…but, as Hyman Roth said, “This is the life we have chosen.”
The train wreck farce unfolds in three acts:
Act I, Scene One: Iowa’s Carson King, 24, was seen on “ESPN College GameDay” holding up a moronic sign in a football game crowd that read, “Busch Light supply need replenished. Venmo Carson-King-25.” That isn’t comprehensible English even by stadium sign standards. Needs to be replenished? Needs replenishment? Giving people positive reinforcement for being illiterate is irresponsible, and makes the public stupid.
Act I, Scene Two: People actually sent money to King’s beer fund on Venmo. With all the really desperate people in this country and all the legitimate objects of charity, this boob’s scrawled plea for beer money struck a chord. People sent in contributions who would normally sneer at homeless people begging on the street.
Act I, Scene Three: Venmo and Anheuser-Busch, seeing a promotional opportunity, both pledged to match donations to Kings “Help me be a drunk!” fund. The sign raised $1.14 million.
Now comes the one moment of reason and ethics in the tale: King decided to donate the money to the University of Iowa Stead Family Children’s Hospital. Act I ended on a positive note.
Act II, Scene One: Aaron Calvin, a reporter with the Des Moines Register, decided to mine King’s social media history for dirt. The only reason to do this would be to try to embarrass the young man, or even ruin him. This conduct is unethical and disgusting when used to humiliate a professional athlete or public figure; it is unconscionable to employ against an ordinary citizen, and it is just as horrible whether the effort uncovers anything or not.
Act II, Scene Two: Calvin did find offensive tweets King made eight years ago when he was16. The hot theory in the so-called “cancellation culture” is that age doesn’t matter, maturity is a myth, and the scientific fact that adolescents are thinking with flawed, still-developing brains is no excuse for being stupid, reckless, or misguided. Your childhood indiscretions are fair game to use against you forever.
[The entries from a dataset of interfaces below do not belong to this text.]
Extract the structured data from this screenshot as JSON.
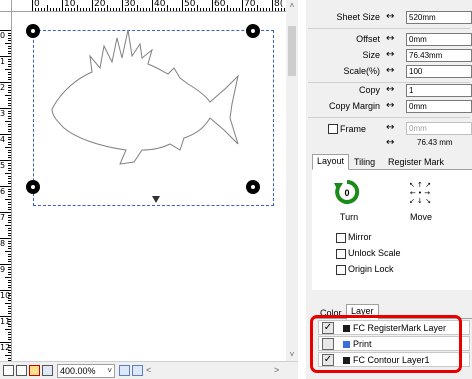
{
  "ruler": {
    "h_labels": [
      "0",
      "10",
      "20",
      "30",
      "40",
      "50",
      "60",
      "70",
      "8("
    ],
    "v_labels": [
      "0",
      "1",
      "2",
      "3",
      "4",
      "5",
      "6",
      "7",
      "8",
      "9",
      "10",
      "11",
      "12",
      "13"
    ]
  },
  "zoom": {
    "value": "400.00%"
  },
  "properties": {
    "sheet_size": {
      "label": "Sheet Size",
      "value": "520mm"
    },
    "offset": {
      "label": "Offset",
      "value": "0mm"
    },
    "size": {
      "label": "Size",
      "value": "76.43mm"
    },
    "scale": {
      "label": "Scale(%)",
      "value": "100"
    },
    "copy": {
      "label": "Copy",
      "value": "1"
    },
    "copy_margin": {
      "label": "Copy Margin",
      "value": "0mm"
    },
    "frame": {
      "label": "Frame",
      "value": "0mm",
      "width_value": "76.43 mm"
    }
  },
  "tabs": [
    "Layout",
    "Tiling",
    "Register Mark"
  ],
  "layout": {
    "turn_label": "Turn",
    "turn_value": "0",
    "move_label": "Move",
    "options": [
      "Mirror",
      "Unlock Scale",
      "Origin Lock"
    ]
  },
  "tabs2": [
    "Color",
    "Layer"
  ],
  "layers": [
    {
      "name": "FC RegisterMark Layer",
      "checked": true,
      "color": "#1a1a1a"
    },
    {
      "name": "Print",
      "checked": false,
      "color": "#3a6fe0"
    },
    {
      "name": "FC Contour Layer1",
      "checked": true,
      "color": "#1a1a1a"
    }
  ],
  "colors": {
    "highlight": "#e60000",
    "sheet_border": "#3a5fcd"
  },
  "icons": {
    "scroll_up": "chevron-up-icon",
    "scroll_down": "chevron-down-icon",
    "turn": "rotate-icon",
    "move": "move-arrows-icon",
    "sheet_pointer": "triangle-down-icon"
  }
}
Act II, Scene Three: King took down the tweets, and grovelled an apology. He should not have done this, but we should not expect ethics nuance from a guy who can’t compose a coherent sign.
“Carson King Apologizes After ‘Hurtful and Embarrassing’ Tweet Surfaces,” the local Fox News affiliate shouted from its website. The tweets hurt nobody until Calvin decided to make them “hurt.” Calvin’s paper publicized stupid teen age tweets that may have been read by six people in 2012, so hundreds of thousands could see them and be angry at a child who no longer exists, and determine to punish the man he became.
Act III, Scene One: Anheuser-Busch decided that this was a wonderful opportunity to grandstand, signal its virtue, and throw King, who gave the brand free advertising on national TV, under the bus of shame. The company announced,
“Carson King had multiple social media posts that do not align with our values as a brand or as a company and we will have no further association with him. We are honoring our commitment by donating more than $350,000 to the University of Iowa Hospitals and Clinics.”
I wish I drank their crummy beer so I could stop forever.
Act III, Scene Two : Many people, those with operating ethics alarms, complained that the Iowa Register was wrong to publish the old tweets, because it was. Executive editor Carol Hunter wrote a statement to justify the paper’s unethical conduct:
“Some of the toughest decisions in journalism are about what to publish — or not. Such decisions are not made lightly and are rooted in what we perceive as the public good.”
The statement is horrible from beginning to end. She relied on two unethical rationalizations on the Ethics Alarms list: 13A The Road to Hell, or “I meant well” (“I didn’t mean any harm!”) and 19 B. Murkowski’s Lament, or “It was a difficult decision.”
I particularly detest 19B. If she had a smidgen of decency it wouldn’t have been a difficult decision.
Then she resorted to complete fantasy. How does exposing a teenage tweet to embarrass a man who has just used his good fortune to benefit a hospital advance the public good? It doesn’t. It can’t.
Now I wish I read the Iowa Register so I could cancel my subscription.